I can’t remember everything I said. It was an exercise in — no! No! I didn’t even do the research myself. (Laughing.) I told some kid to get as many anti-gay hate facts as possible and I would just read them. And listen, that might be a joke that’s in poor taste. I mean, it’s a sick thing. I can see why you wouldn’t like that and I don’t blame you, man. I don’t think I did some great thing.
What I have read about you is that you never drop character, that you’re this Andy Kaufman-style performance-art comic who sometimes says racist or anti-gay things. But when I saw that Williamsburg set, I couldn’t figure out why you would say all those things about gay people. The whole thing kind of upset me and disoriented me.

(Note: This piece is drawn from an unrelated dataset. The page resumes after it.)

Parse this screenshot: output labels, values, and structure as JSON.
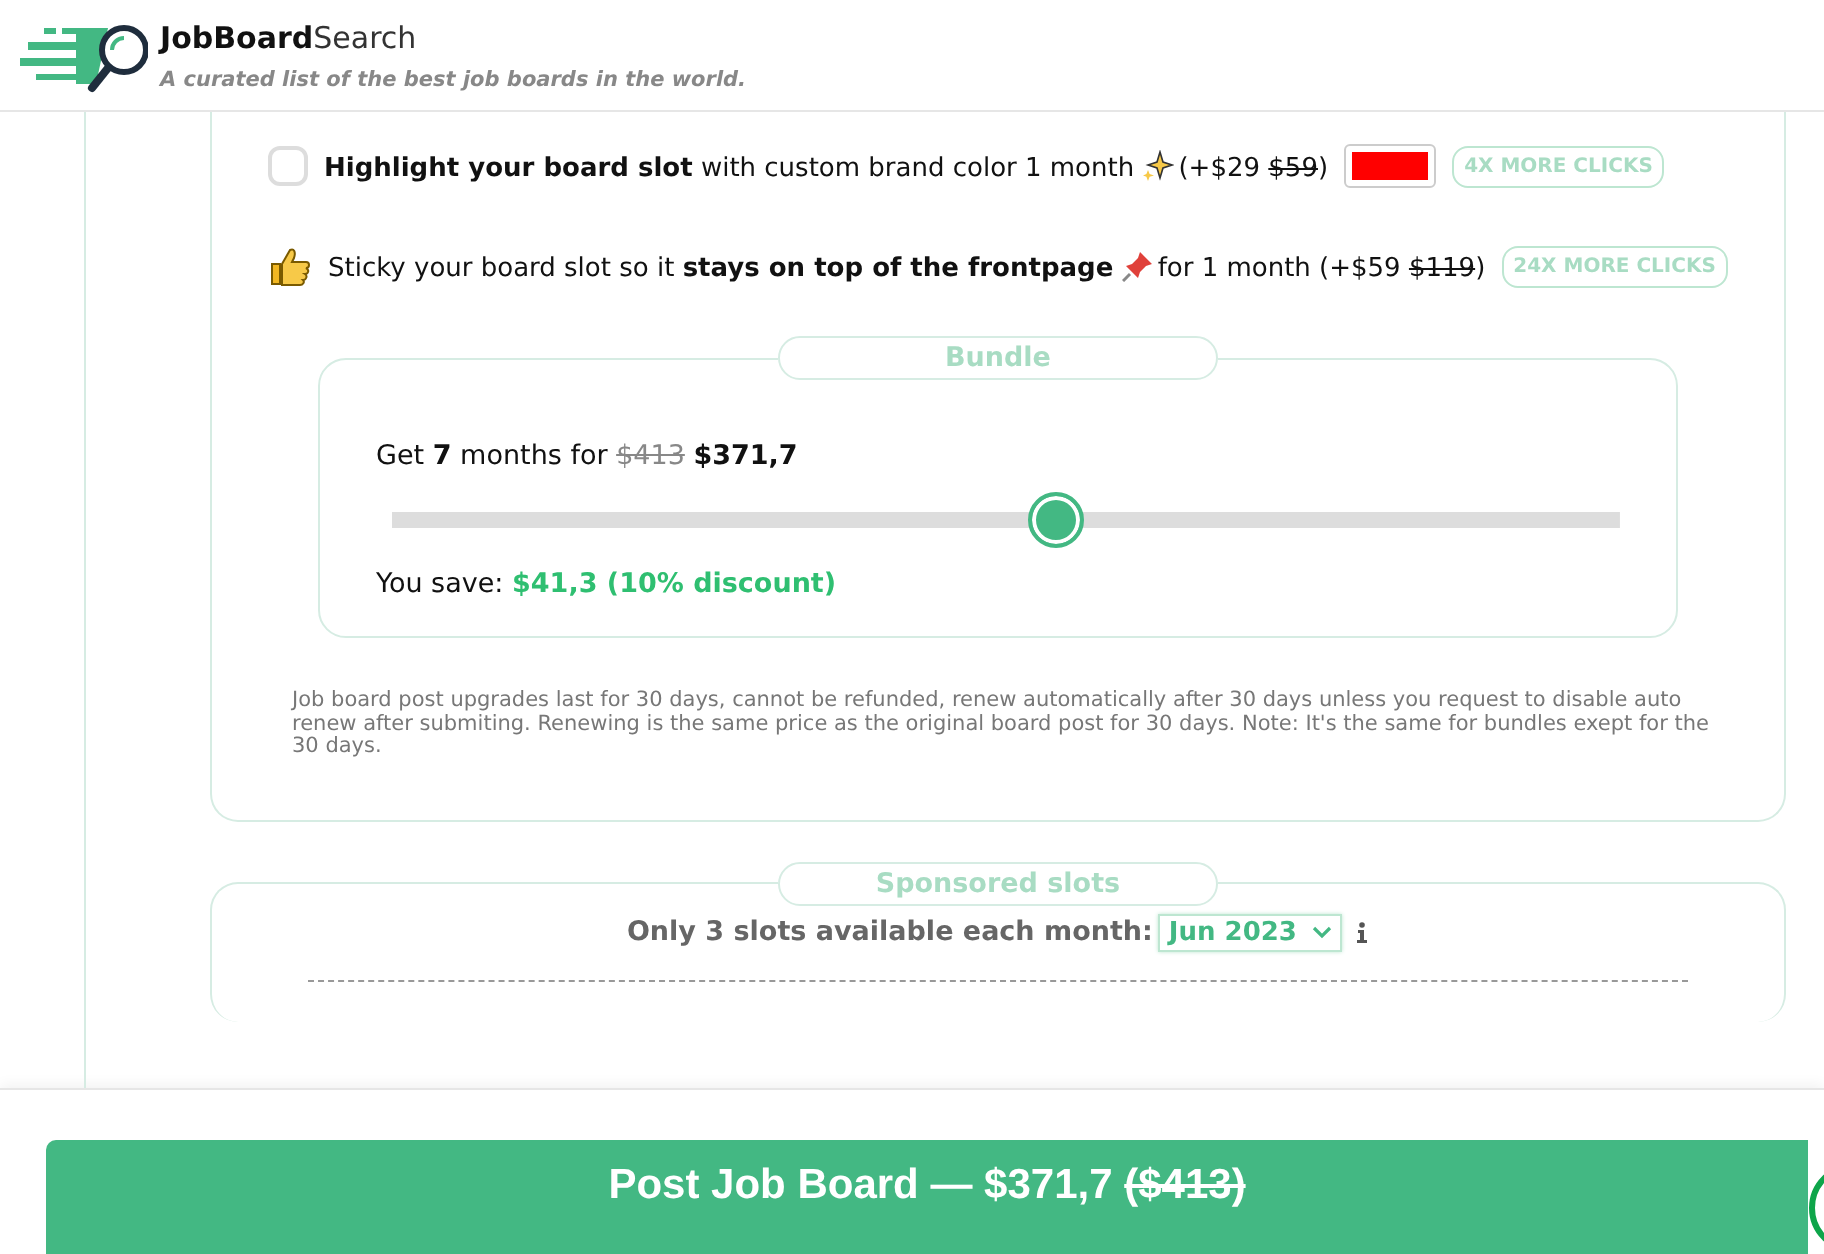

I hear you. That’s my bad, man, and I apologize to you personally because it’s not fun to watch. But I’m not some virulent homophobe or something. I’m a guy that wants to make funny stuff. The thing about it is, it’s genuinely tough to make funny and insightful [material]. You mentioned a “beautiful moment” from the show. I think as my career has gone on, my friends and I have been generating more and more beautiful or poignant moments. That’s not to say that everything we do is genius. But along the way there’s a lot of broken eggshells. There’s a lot of things we’ve said that’s retarded or not funny or goes over the line. That’s what happens when you’re trying to do what we do. And we tend to slant more out of bounds than other people do. So if people get pissed off in the process, that sucks. That’s not a good thing.
So you harbor no biases against minorities, is what you’re saying.
No, I wouldn’t say that. I would say that I’m probably as racist or as biased as the average regular white guy or the average regular black guy.
And you’re trying to turn the rock over, so to speak, and shed some light on social biases rather than stifling them?
No. I think the biases that I have — which are not what people say about me in these articles — those biases are not things that we consciously or apply to our comedy. Our comedy is pretty intellectually pure, I think. It’s not like at any point we’re sitting around as a group trying to think up people we hate so we can make them look bad.
One of the things that struck me while watching the show was that you hired actors of color — African-American, Asian — for sketches in which the jokes, to some viewers no doubt, appear to be mocking them. You do blackface in one sketch, for example. Did that ever get awkward on-set?
I don’t think so. A lot of the crew was black. Our assistant director was black. Our development executive was black. And I don’t think anybody got butt-hurt about what we were doing while we were doing it.
Was that Adult Swim executive Walter Newman? What was his support for the show like?
Yeah. I probably shouldn’t speak for him, but we have great respect for Walter and we like him and are grateful for him being part of the show.
What about [Adult Swim senior vp] Mike Lazzo?
Who was the person responsible for bringing you in and thinking what you do fits in with the Adult Swim brand?
That would be [Million Dollar Extreme member] Nick Rochefort, who hit them up relentlessly over the years. It was a long process of getting to where we are. We weren’t discovered. We bothered them like weirdos.
You mentioned earlier that comedians should stick by one another.
Not stick by one another but that an effort to assassinate a show — I’ve never heard of anything like that before.
Where did the show shoot?
In Atlanta [at Adult Swim headquarters]. The only time we’ve rubbed elbows with any of these people was at some Adult Swim party thing. We’re not L.A. or industry dudes. We had this one girl come up to us at that party and give us this whole tirade about how, “You pieces of shit! I’m going to get you fired!” This whole angry drunken rant from some girl. I don’t know who the hell she was.
Is there anything else you’d like to add?
Look, I get that as a gay man watching me taking these hateful facts and turn it into a performance art thing, that’s kind of a f — ed-up thing. I was trying to do something. I did it. I don’t know how funny it was. But we aren’t what they are saying in these other articles. We’re not f — ing scum. We’re not people who callously try to create suffering and think cruelty for its own sake is funny.